Typically, the group consists of grandparents, parents and uncles and aunts, as well as children, including nephews and nieces. Group sizes can range from an intimate family of five to an extended family of thirty. Here at Uniq Luxe, we are seeing more and more of these multigenerational trips.
These trips particularly appeal to those who want to spend more quality time with the extended family. For example, families whose members are geographically separated often find multigenerational trips a good opportunity to reconnect.
1. Destination matters
Hokkaido’s snowscape might be beautiful, but the 2-year old toddler would definitely not appreciate the cold. You might think the best family holiday is an idyllic beach vacation, but your cousins really want to go skydiving together. Whatever it is, choosing a destination that suits everyone is one of the most important decisions during the planning phase. Popular destinations include Japan and New Zealand.

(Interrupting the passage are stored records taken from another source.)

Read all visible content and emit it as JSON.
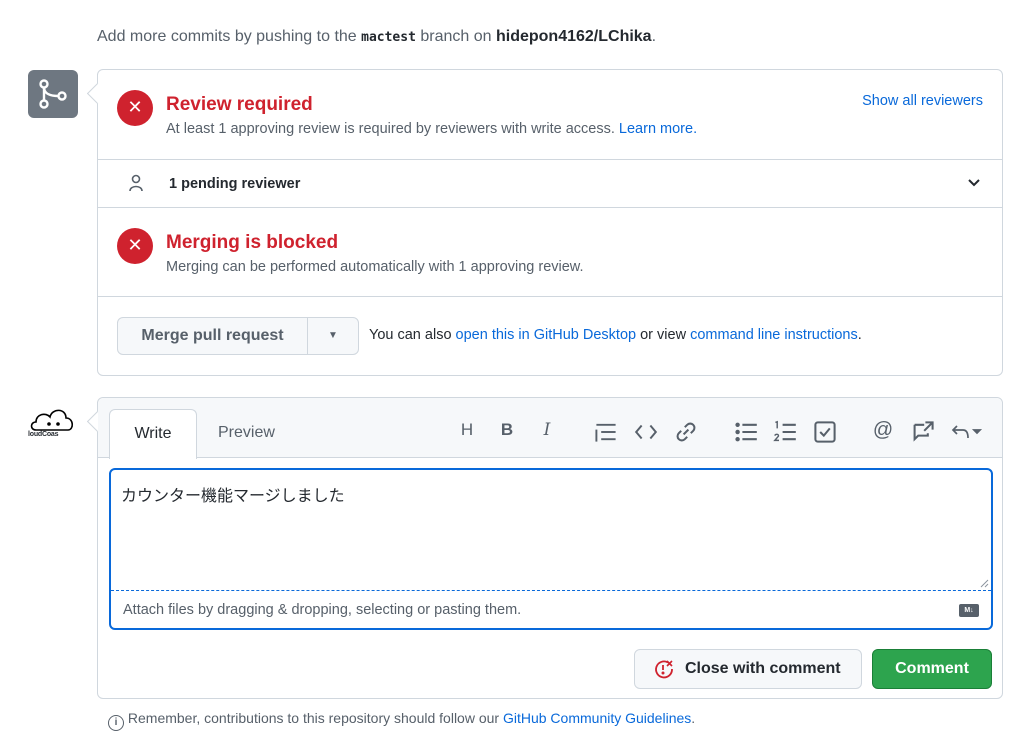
{
  "top_note": {
    "prefix": "Add more commits by pushing to the ",
    "branch": "mactest",
    "middle": " branch on ",
    "repo": "hidepon4162/LChika",
    "suffix": "."
  },
  "review": {
    "title": "Review required",
    "subtitle": "At least 1 approving review is required by reviewers with write access.",
    "learn_more": "Learn more.",
    "show_all": "Show all reviewers",
    "pending": "1 pending reviewer"
  },
  "merge": {
    "title": "Merging is blocked",
    "subtitle": "Merging can be performed automatically with 1 approving review.",
    "button": "Merge pull request",
    "also_prefix": "You can also ",
    "desktop_link": "open this in GitHub Desktop",
    "also_mid": " or view ",
    "cli_link": "command line instructions",
    "also_suffix": "."
  },
  "avatar": {
    "text": "loudCoas"
  },
  "comment": {
    "tab_write": "Write",
    "tab_preview": "Preview",
    "toolbar": [
      "heading-icon",
      "bold-icon",
      "italic-icon",
      "quote-icon",
      "code-icon",
      "link-icon",
      "bullet-list-icon",
      "numbered-list-icon",
      "task-list-icon",
      "mention-icon",
      "reference-icon",
      "reply-icon"
    ],
    "text": "カウンター機能マージしました",
    "attach_hint": "Attach files by dragging & dropping, selecting or pasting them.",
    "close_label": "Close with comment",
    "comment_label": "Comment"
  },
  "footer": {
    "prefix": "Remember, contributions to this repository should follow our ",
    "link": "GitHub Community Guidelines",
    "suffix": "."
  },
  "colors": {
    "danger": "#cf222e",
    "accent": "#0969da",
    "primary": "#2da44e"
  }
}
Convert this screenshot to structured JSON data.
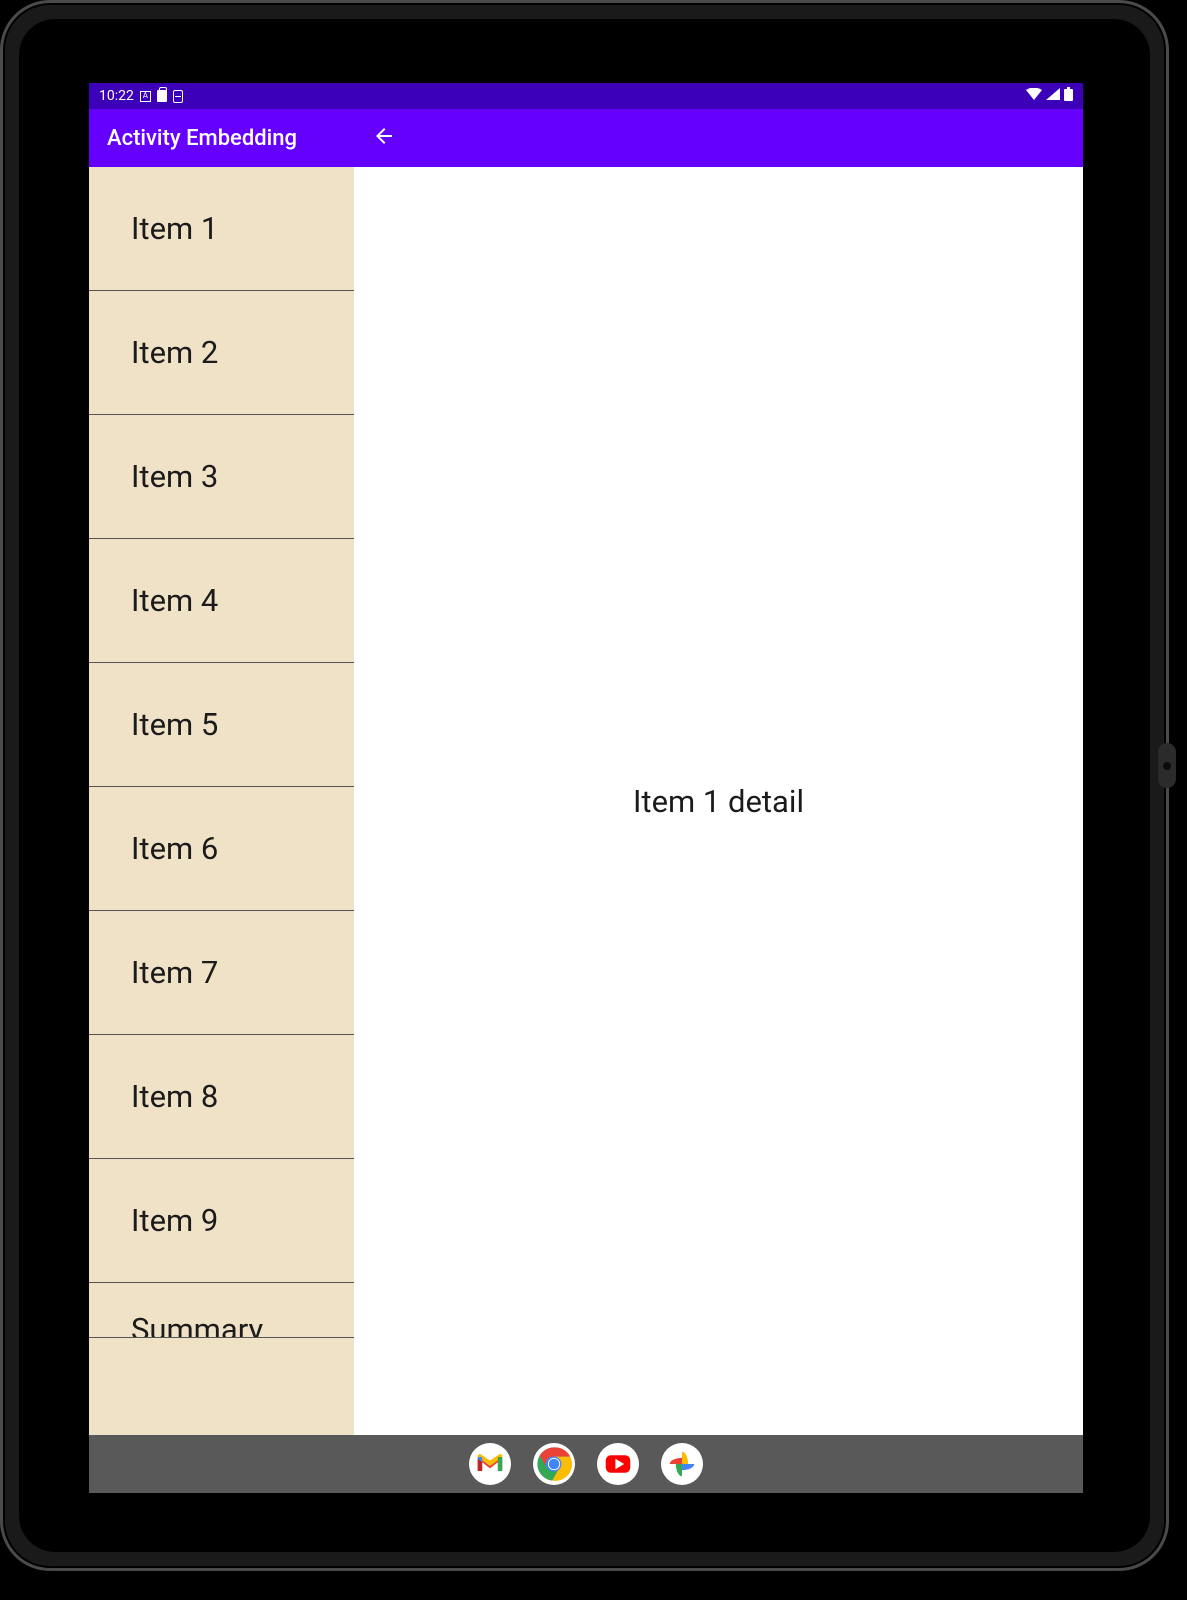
{
  "statusbar": {
    "time": "10:22"
  },
  "appbar": {
    "title": "Activity Embedding"
  },
  "list": {
    "items": [
      {
        "label": "Item 1"
      },
      {
        "label": "Item 2"
      },
      {
        "label": "Item 3"
      },
      {
        "label": "Item 4"
      },
      {
        "label": "Item 5"
      },
      {
        "label": "Item 6"
      },
      {
        "label": "Item 7"
      },
      {
        "label": "Item 8"
      },
      {
        "label": "Item 9"
      },
      {
        "label": "Summary"
      }
    ]
  },
  "detail": {
    "text": "Item 1 detail"
  },
  "colors": {
    "status_bg": "#3b00b8",
    "appbar_bg": "#6500ff",
    "list_bg": "#efe2c6",
    "nav_bg": "#595959"
  }
}
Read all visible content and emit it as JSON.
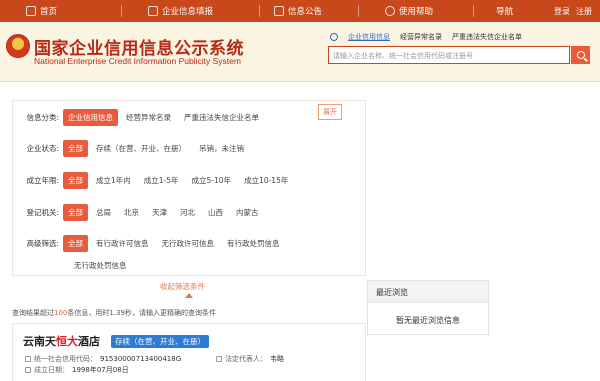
{
  "topnav": {
    "home": "首页",
    "report": "企业信息填报",
    "notice": "信息公告",
    "help": "使用帮助",
    "guide": "导航",
    "login": "登录",
    "register": "注册"
  },
  "header": {
    "title_cn": "国家企业信用信息公示系统",
    "title_en": "National Enterprise Credit Information Publicity System",
    "search_tabs": [
      "企业信用信息",
      "经营异常名录",
      "严重违法失信企业名单"
    ],
    "search_placeholder": "请输入企业名称、统一社会信用代码或注册号"
  },
  "filters": {
    "info_type": {
      "label": "信息分类:",
      "options": [
        "企业信用信息",
        "经营异常名录",
        "严重违法失信企业名单"
      ]
    },
    "status": {
      "label": "企业状态:",
      "options": [
        "全部",
        "存续（在营、开业、在册）",
        "吊销，未注销"
      ]
    },
    "age": {
      "label": "成立年限:",
      "options": [
        "全部",
        "成立1年内",
        "成立1-5年",
        "成立5-10年",
        "成立10-15年"
      ]
    },
    "authority": {
      "label": "登记机关:",
      "options": [
        "全部",
        "总局",
        "北京",
        "天津",
        "河北",
        "山西",
        "内蒙古"
      ],
      "expand": "展开"
    },
    "advanced": {
      "label": "高级筛选:",
      "options": [
        "全部",
        "有行政许可信息",
        "无行政许可信息",
        "有行政处罚信息",
        "无行政处罚信息"
      ]
    },
    "collapse_label": "收起筛选条件"
  },
  "results": {
    "summary_prefix": "查询结果超过",
    "summary_count": "100",
    "summary_suffix": "条信息，用时1.39秒，请输入更精确的查询条件"
  },
  "recent": {
    "title": "最近浏览",
    "empty": "暂无最近浏览信息"
  },
  "card": {
    "name_prefix": "云南天",
    "name_highlight": "恒大",
    "name_suffix": "酒店",
    "status": "存续（在营、开业、在册）",
    "code_label": "统一社会信用代码：",
    "code_value": "91530000713400418G",
    "legal_label": "法定代表人：",
    "legal_value": "韦略",
    "date_label": "成立日期：",
    "date_value": "1998年07月08日"
  },
  "colors": {
    "brand": "#c8481b",
    "accent": "#e85c3c",
    "status_blue": "#2f7bd1"
  }
}
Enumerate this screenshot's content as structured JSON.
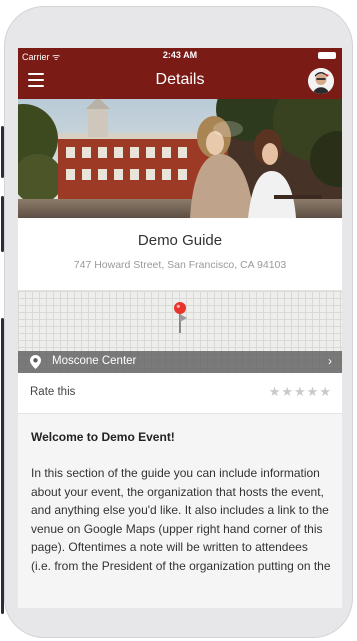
{
  "status_bar": {
    "carrier": "Carrier ᯤ",
    "time": "2:43 AM"
  },
  "navbar": {
    "title": "Details",
    "menu_icon": "hamburger-icon",
    "avatar": "user-avatar"
  },
  "event": {
    "name": "Demo Guide",
    "address": "747 Howard Street, San Francisco, CA 94103"
  },
  "map": {
    "venue": "Moscone Center",
    "pin_icon": "map-pin-icon",
    "location_icon": "location-marker-icon",
    "chevron": "›"
  },
  "rating": {
    "label": "Rate this",
    "stars": "★★★★★",
    "max": 5,
    "value": 0
  },
  "content": {
    "heading": "Welcome to Demo Event!",
    "body": "In this section of the guide you can include information about your event, the organization that hosts the event, and anything else you'd like.  It also includes a link to the venue on Google Maps (upper right hand corner of this page).  Oftentimes a note will be written to attendees (i.e. from the President of the organization putting on the"
  },
  "colors": {
    "brand": "#7b1b16",
    "background": "#f5f5f5"
  }
}
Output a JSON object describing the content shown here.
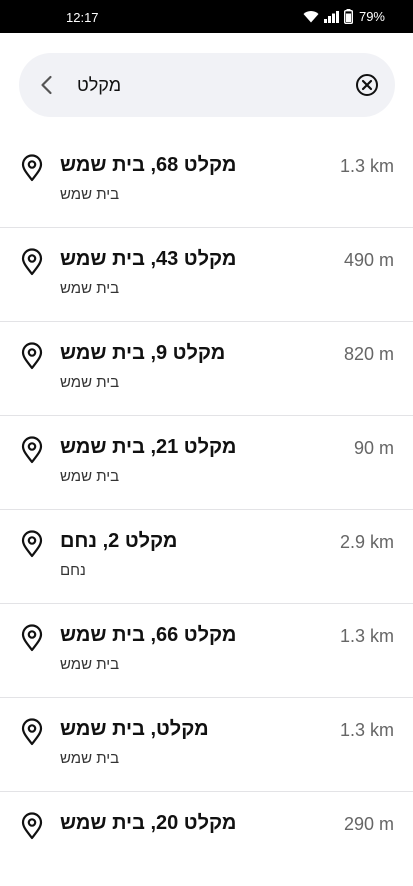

2. Plan something for everyone
Regardless of the time of year you’re traveling, make sure you have plenty of activities to choose from. If you want to plan a hiking or a biking adventure, be sure there’s something for those who don’t want to join, so they aren’t stuck back at the hotel with nothing to do.
3. Don’t overbook activities
If traveling with young children or older family members, resist the temptation to pack too many activities. Remember that this is about enjoying each other’s company as well as getting to know a new place.
4. Finer details
Can the children sit still in the car for four hours during a road trip? Are the grandparents in a wheelchair? It’s common to leave out certain details when planning a holiday.You want to do your research, so that you won’t get a rude shock when most of the sights that you planned to go are not suitable for the family.
5. Take things easy
Even the most well-planned trip may encounter unforeseen circumstances. Realise that there will be setbacks or disagreements, but don’t harp on them. Know that these potential disasters will make interesting stories.
Interested in your own multigenerational travel?